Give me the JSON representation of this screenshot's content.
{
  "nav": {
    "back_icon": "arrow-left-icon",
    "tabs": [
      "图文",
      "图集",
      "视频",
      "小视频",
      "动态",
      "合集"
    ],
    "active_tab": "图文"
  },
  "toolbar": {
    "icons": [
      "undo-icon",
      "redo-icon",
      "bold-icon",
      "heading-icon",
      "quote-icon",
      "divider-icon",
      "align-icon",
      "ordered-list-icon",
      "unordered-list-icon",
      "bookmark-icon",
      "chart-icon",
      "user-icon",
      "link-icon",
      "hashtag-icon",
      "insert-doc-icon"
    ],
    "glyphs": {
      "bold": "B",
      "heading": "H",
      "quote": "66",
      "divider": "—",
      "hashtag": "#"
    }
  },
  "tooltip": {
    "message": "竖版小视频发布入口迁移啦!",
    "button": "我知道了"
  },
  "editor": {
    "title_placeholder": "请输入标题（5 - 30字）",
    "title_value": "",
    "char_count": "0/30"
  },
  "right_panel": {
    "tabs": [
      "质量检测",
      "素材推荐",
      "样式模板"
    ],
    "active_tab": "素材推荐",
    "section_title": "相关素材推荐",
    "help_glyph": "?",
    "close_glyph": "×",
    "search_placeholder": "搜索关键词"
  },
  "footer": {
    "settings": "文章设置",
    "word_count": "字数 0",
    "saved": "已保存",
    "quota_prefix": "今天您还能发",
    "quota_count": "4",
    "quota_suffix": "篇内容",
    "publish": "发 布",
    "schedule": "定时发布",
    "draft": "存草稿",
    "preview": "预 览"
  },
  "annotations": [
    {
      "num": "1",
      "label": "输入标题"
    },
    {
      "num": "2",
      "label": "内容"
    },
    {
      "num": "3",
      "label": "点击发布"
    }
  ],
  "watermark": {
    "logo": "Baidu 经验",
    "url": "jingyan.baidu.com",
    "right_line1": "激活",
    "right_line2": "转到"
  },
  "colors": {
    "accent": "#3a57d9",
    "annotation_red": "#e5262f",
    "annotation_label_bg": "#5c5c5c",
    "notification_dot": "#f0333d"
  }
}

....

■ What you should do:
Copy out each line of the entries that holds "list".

■ Exercise solution:
      "ordered-list-icon",
      "unordered-list-icon",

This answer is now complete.